Four-year old Blaine Frisbie of small-town Montana heard himself laugh for the first time when he was fit with his new hearing aids earlier this year. His eyes lit up at the sound, and his mother, Val, and audiologist Tina Berg Fields both found themselves weeping with joy at the sight of a new world opening up for young Blaine.
“It was so incredible!” says Val Frisbie looking back on that day. She remembers Blaine biting into a potato chip after the fitting and looking up to tell her, “These are weally crunchy!” That evening her husband, Tim – who had initially struggled with the idea of putting hearing aids in someone so young – also became a believer. “Once Tim saw the difference he was amazed,” says Val. She remembers how tired Blaine was that night as he went to bed with his head filled with new sounds and new knowledge.
She reports that, with the help of speech therapy, Blaine has been progressing rapidly ever since in his ability to pronounce words clearly. Sister Tailor (14) and brother Brock (9) have enjoyed Blaine’s increased ability to talk with and support his efforts at continued improvement daily.
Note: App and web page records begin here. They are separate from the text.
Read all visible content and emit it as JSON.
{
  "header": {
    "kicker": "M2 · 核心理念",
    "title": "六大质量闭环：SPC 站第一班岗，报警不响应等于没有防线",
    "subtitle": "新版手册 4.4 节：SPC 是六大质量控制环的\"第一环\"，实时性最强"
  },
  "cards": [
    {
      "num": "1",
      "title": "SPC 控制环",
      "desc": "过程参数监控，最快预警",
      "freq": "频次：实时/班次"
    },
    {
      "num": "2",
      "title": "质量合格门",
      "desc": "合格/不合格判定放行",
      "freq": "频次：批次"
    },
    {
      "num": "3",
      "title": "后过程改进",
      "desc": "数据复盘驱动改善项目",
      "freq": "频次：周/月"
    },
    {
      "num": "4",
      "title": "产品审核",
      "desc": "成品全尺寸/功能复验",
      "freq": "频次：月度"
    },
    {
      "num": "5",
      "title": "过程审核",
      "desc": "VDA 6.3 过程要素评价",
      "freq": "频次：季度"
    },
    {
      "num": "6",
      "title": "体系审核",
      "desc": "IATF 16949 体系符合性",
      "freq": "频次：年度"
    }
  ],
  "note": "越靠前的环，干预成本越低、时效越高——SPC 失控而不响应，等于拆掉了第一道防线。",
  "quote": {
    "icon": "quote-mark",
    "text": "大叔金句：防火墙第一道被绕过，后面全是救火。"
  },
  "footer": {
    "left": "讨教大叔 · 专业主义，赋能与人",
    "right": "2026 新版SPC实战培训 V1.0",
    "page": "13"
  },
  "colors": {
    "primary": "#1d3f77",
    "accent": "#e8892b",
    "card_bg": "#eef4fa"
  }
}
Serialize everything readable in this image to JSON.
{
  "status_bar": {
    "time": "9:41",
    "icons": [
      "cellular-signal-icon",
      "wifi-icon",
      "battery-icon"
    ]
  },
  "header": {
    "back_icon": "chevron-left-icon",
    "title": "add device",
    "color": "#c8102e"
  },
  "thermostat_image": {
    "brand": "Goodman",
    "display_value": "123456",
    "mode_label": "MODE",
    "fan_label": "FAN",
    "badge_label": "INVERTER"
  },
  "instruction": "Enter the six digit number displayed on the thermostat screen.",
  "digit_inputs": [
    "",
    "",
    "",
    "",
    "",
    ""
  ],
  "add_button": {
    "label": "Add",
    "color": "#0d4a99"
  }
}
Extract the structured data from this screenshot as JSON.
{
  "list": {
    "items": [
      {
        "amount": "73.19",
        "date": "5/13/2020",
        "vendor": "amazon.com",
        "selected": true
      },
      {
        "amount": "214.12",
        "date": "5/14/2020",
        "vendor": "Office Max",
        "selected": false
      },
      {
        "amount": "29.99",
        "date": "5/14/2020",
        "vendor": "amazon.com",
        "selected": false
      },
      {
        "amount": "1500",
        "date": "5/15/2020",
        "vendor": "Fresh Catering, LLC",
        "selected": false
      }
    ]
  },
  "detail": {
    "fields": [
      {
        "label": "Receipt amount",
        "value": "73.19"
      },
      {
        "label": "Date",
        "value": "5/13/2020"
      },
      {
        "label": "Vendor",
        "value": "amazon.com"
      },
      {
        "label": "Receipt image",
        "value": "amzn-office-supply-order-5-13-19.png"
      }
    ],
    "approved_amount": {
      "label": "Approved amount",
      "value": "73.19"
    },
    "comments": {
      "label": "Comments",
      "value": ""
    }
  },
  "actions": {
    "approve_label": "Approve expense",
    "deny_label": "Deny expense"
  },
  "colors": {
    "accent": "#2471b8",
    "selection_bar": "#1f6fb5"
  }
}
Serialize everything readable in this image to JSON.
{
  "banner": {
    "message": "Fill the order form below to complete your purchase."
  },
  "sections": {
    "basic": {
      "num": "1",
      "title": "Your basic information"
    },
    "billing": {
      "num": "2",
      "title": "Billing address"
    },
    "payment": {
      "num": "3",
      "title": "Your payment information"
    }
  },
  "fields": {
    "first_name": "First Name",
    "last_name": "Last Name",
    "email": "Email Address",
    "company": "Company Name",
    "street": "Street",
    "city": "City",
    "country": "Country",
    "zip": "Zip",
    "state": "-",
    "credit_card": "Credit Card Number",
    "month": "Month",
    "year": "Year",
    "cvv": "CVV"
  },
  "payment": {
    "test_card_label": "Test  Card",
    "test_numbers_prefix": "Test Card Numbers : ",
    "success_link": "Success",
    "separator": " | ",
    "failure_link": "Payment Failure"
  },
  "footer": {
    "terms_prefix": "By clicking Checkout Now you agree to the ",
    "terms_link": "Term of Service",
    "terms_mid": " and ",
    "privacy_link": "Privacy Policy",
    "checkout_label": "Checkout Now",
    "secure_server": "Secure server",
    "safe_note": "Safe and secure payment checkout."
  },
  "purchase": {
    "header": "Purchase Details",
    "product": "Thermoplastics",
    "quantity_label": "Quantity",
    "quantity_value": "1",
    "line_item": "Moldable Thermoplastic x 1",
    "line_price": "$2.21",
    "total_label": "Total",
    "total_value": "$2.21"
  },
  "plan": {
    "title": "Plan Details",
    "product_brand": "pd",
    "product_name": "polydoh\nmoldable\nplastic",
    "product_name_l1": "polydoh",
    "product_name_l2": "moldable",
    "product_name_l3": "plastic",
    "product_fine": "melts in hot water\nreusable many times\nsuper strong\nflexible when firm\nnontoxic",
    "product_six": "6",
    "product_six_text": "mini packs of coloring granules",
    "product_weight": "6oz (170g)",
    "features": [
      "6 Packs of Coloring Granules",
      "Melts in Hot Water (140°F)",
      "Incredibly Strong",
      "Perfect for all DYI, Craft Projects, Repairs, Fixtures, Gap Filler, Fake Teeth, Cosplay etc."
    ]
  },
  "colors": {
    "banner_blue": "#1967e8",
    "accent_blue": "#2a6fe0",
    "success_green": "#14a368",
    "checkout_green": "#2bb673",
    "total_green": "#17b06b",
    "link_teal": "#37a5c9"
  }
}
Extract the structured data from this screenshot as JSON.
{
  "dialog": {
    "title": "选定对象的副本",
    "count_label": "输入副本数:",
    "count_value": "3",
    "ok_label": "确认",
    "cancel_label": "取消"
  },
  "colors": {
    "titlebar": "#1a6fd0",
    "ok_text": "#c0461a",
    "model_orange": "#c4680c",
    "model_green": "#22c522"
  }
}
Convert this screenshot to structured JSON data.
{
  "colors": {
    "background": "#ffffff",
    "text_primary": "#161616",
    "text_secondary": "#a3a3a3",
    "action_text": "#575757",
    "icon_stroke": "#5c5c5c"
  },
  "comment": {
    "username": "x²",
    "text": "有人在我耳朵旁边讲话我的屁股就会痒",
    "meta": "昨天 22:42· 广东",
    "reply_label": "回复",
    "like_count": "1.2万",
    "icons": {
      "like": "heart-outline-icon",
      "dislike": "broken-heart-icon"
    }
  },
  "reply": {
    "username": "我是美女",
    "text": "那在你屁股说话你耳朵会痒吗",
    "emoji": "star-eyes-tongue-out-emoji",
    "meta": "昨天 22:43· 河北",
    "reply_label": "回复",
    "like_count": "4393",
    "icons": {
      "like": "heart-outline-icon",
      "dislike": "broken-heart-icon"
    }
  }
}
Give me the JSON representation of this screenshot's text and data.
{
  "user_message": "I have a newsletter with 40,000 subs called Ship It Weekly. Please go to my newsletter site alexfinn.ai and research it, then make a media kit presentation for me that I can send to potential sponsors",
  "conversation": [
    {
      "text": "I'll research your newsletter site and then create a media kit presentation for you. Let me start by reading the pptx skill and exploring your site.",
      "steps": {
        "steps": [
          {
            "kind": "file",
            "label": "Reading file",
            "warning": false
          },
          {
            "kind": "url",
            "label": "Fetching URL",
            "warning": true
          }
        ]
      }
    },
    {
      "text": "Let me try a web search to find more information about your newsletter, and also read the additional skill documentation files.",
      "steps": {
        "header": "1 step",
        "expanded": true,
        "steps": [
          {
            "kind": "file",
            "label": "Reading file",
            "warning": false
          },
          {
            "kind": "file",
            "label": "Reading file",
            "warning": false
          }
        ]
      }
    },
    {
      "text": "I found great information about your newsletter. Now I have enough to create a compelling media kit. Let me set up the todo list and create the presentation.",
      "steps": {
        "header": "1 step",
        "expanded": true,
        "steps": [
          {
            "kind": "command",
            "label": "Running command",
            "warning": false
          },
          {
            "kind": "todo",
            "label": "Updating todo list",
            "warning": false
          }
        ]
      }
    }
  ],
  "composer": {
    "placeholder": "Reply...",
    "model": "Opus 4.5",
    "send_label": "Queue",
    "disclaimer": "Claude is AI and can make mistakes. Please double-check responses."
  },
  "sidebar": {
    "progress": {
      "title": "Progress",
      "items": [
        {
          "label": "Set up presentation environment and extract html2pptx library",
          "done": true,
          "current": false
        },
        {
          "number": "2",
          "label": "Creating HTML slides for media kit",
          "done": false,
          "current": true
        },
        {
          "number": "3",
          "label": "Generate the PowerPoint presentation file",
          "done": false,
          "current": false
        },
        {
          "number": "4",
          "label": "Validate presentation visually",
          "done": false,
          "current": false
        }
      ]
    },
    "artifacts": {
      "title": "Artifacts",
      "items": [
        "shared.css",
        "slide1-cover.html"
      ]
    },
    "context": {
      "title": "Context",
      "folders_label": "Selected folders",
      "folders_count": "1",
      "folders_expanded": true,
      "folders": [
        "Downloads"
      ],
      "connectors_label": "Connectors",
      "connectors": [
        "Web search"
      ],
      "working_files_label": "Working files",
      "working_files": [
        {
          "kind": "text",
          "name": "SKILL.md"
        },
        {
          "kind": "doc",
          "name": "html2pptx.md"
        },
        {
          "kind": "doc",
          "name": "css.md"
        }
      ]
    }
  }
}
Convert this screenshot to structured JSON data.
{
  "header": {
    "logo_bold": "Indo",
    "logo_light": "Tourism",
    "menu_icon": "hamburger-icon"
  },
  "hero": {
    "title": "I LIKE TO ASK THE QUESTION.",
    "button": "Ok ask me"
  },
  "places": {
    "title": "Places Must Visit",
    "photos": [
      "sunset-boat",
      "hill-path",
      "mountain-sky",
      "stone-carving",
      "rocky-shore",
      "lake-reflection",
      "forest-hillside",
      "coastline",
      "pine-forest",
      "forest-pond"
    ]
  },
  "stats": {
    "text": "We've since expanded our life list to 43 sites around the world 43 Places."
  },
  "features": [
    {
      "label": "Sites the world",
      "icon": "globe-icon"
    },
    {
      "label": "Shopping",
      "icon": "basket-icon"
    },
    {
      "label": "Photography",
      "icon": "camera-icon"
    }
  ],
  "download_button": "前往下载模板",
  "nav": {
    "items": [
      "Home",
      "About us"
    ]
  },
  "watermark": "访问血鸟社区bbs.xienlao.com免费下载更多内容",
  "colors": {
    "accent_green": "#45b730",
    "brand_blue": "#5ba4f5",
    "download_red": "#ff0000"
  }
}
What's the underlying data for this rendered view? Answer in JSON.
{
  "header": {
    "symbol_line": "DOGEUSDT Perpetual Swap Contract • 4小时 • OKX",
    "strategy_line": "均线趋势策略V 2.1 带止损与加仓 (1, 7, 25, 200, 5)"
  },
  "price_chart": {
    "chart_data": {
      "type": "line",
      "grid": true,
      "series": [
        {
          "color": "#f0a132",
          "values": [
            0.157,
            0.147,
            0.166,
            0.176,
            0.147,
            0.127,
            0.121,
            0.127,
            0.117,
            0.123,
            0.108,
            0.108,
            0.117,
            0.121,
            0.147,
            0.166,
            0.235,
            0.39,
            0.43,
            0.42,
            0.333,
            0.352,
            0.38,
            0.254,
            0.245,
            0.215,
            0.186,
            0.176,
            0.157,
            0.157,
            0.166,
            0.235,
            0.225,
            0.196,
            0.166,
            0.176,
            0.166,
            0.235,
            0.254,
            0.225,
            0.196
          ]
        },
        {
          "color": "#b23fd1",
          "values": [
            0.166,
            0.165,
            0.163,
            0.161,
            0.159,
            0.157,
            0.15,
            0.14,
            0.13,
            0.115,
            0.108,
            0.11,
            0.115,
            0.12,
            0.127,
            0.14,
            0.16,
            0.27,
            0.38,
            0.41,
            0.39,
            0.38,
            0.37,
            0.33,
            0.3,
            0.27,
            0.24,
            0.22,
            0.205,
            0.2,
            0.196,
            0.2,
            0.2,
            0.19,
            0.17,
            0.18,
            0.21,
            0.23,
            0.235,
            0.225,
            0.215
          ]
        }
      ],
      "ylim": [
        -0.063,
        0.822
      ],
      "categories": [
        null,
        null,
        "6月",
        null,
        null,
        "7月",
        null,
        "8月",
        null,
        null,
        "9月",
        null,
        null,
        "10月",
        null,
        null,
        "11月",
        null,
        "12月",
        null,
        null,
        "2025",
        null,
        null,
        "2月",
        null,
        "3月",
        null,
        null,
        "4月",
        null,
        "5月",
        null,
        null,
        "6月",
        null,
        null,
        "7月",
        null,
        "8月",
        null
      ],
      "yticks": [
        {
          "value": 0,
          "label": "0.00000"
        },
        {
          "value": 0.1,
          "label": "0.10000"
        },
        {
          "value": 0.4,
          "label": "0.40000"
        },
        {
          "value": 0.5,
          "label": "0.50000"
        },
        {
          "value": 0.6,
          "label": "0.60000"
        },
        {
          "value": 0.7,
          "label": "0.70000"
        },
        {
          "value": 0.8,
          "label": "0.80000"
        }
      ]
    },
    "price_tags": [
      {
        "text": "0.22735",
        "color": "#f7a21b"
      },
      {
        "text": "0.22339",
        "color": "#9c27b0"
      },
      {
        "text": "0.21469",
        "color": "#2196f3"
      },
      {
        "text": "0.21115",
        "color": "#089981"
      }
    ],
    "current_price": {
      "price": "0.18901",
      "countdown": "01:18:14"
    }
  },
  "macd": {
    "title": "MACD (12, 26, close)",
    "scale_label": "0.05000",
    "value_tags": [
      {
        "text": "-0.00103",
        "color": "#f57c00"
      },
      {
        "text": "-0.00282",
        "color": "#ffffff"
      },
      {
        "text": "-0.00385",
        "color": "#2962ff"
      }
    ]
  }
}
In fact, it is Tailor who helps Blaine put his aids in each morning. For his part, Blaine is quite responsible about wearing them and quick to report when he needs new batteries.
“The Lions who have helped us need to know what a wonderful difference these aids have made for our whole family,” says Val. Blaine was born with substantial hearing loss. An early misdiagnosis gave the Frisbies false hope that the loss could be reversed, but tubes to drain excess fluid and other intervention measures failed to make a difference. When it became apparent that hearing aids were necessary, cost still remained an obstacle.
Both parents work – Val teaches special education at the local school district, and Tim works at a local factory – but the $5,000+ price tag for the high-quality aids that Blaine needed still posed substantial hardship. Fortunately, area audiologist Tina Berg Fields is a partner in the AUDIENT hearing care provider network. This network that makes aids available to income-qualified families at steeply-discounted prices made it possible for Tina to provide Blaine with two high-quality Siemans aids with special kid-gear pack for $1,560. Then the news got even better for the Frisbies. To help this young, local, and deserving family, the Montana Lions Foundation for Sight & Hearing agreed to pay $1,210 of the cost. Our Foundation’s own Patient Care Program kicked in the last $350. Total out-of-pocket cost to the Frisbies? $0.
“We are so very thankful for all that the Lions Foundation did for Blaine,” says Val. “Because of you, he was given the chance to grow and learn.”